In Bruges was a good, dark comedy that starred Brendan Gleeson. This film is In Bruges light (and also stars Gleeson).

It’s the story of an FBI agent (Don Cheadle) who comes to Ireland to investigate a drug ring that stopped in town.

Gleeson is the small-town cop who doesn’t mind cleaning up crime scenes so parents aren’t as upset (and popping a few of the pills that were in the pocket of the victim).

It quickly becomes a buddy picture, with Cheadle being the fish-out-of-water.

Mark Strong (Sherlock Holmes, Kick-Ass, Green Lantern) always plays a great villain, with that powerful voice and the look of Andy Garcia on steroids.

This movie suffers by not being as clever as it thinks it is.

You’ll laugh a handful of times and certainly enjoy the low-key ride it takes you on.

It’s baffling as to why Gleeson says many of the things he does.

For example, he’s always saying racist things to Cheadle.
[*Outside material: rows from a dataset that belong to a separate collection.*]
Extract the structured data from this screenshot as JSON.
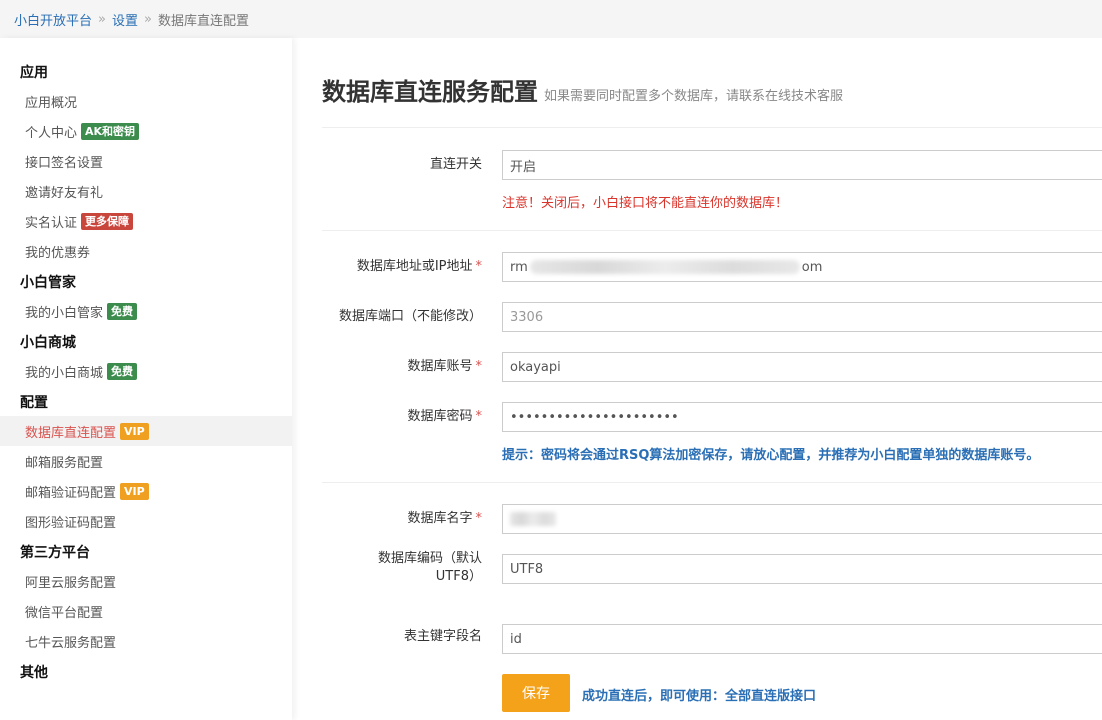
{
  "breadcrumb": {
    "home": "小白开放平台",
    "sep": "»",
    "settings": "设置",
    "current": "数据库直连配置"
  },
  "sidebar": {
    "sections": [
      {
        "title": "应用",
        "items": [
          {
            "label": "应用概况"
          },
          {
            "label": "个人中心",
            "badge": "AK和密钥"
          },
          {
            "label": "接口签名设置"
          },
          {
            "label": "邀请好友有礼"
          },
          {
            "label": "实名认证",
            "badge": "更多保障"
          },
          {
            "label": "我的优惠券"
          }
        ]
      },
      {
        "title": "小白管家",
        "items": [
          {
            "label": "我的小白管家",
            "badge": "免费"
          }
        ]
      },
      {
        "title": "小白商城",
        "items": [
          {
            "label": "我的小白商城",
            "badge": "免费"
          }
        ]
      },
      {
        "title": "配置",
        "items": [
          {
            "label": "数据库直连配置",
            "badge": "VIP"
          },
          {
            "label": "邮箱服务配置"
          },
          {
            "label": "邮箱验证码配置",
            "badge": "VIP"
          },
          {
            "label": "图形验证码配置"
          }
        ]
      },
      {
        "title": "第三方平台",
        "items": [
          {
            "label": "阿里云服务配置"
          },
          {
            "label": "微信平台配置"
          },
          {
            "label": "七牛云服务配置"
          }
        ]
      },
      {
        "title": "其他"
      }
    ]
  },
  "page": {
    "title": "数据库直连服务配置",
    "subtitle": "如果需要同时配置多个数据库，请联系在线技术客服"
  },
  "form": {
    "switch_label": "直连开关",
    "switch_value": "开启",
    "switch_warning": "注意！关闭后，小白接口将不能直连你的数据库！",
    "host_label": "数据库地址或IP地址",
    "host_prefix": "rm",
    "host_suffix": "om",
    "port_label": "数据库端口（不能修改）",
    "port_value": "3306",
    "user_label": "数据库账号",
    "user_value": "okayapi",
    "pass_label": "数据库密码",
    "pass_value": "••••••••••••••••••••••",
    "pass_tip": "提示：密码将会通过RSQ算法加密保存，请放心配置，并推荐为小白配置单独的数据库账号。",
    "dbname_label": "数据库名字",
    "charset_label_1": "数据库编码（默认",
    "charset_label_2": "UTF8）",
    "charset_value": "UTF8",
    "pk_label": "表主键字段名",
    "pk_value": "id",
    "required_mark": "*",
    "save_label": "保存",
    "save_note": "成功直连后，即可使用：全部直连版接口"
  },
  "colors": {
    "link": "#2a6fb5",
    "warn": "#d9342b",
    "save": "#f5a21b",
    "badge_green": "#3c8c4e",
    "badge_red": "#c9463d",
    "badge_orange": "#f0a020"
  }
}
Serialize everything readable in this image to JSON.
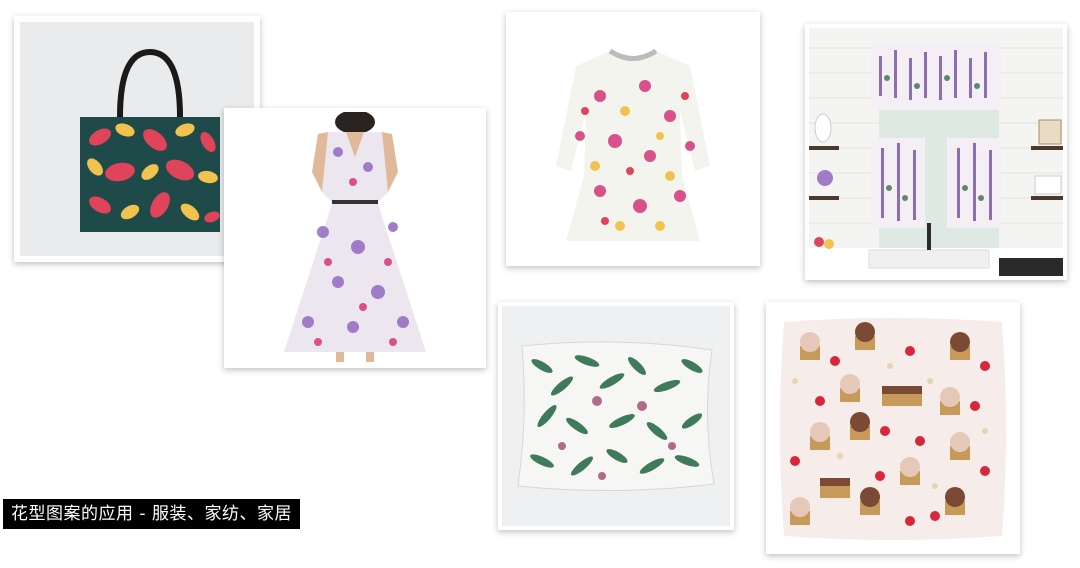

This is an agent working on a big case, and we’re to believe Gleeson will say during a meeting “I thought only black fellas were drug dealers.” Or he’ll casually ask Cheadle if he grew up in the projects.

There is one funny exchange when Cheadle says he’s a Rhodes Scholar. He assumes Gleeson doesn’t know what that is. Gleeson tells him he does, by uttering the name “Kris Kristofferson.”

It’s funny, because Kristofferson actually was one, but it doesn’t necessarily mean Gleeson knows how truly smart you have to be to have been one (it’s a prestigious scholarship that gets you into Oxford).

I argued with a critic that claimed Gleeson isn’t racist, he’s just trying to get under Cheadle’s skin. I read an interview with the director that said seemed to confirm this.

The problem with that is – what purpose does Gleeson have for wanting to get under his skin?

We laughed at Archie Bunker saying racist things, because he was a dope that was usually proven wrong by the end of the episode (or scene). Gleeson is spewing racist views out, and they aren’t funny. We can’t argue that it’s making Cheadle a better agent, or that it really serves any purpose at all. He merely claims he’s Irish, and that racism is in his genes.

The film has a few of the usual clichés – gangsters that philosophize, a character that claims to have been in the Olympics, and the premise that there’s a big shipment of drugs. That’s all fine if they would’ve made this comedy a bit funnier. Glib one-liners have to be good 75% of the time to work. They were batting .500 with this script.

It gets 2 ½ stars out of 5.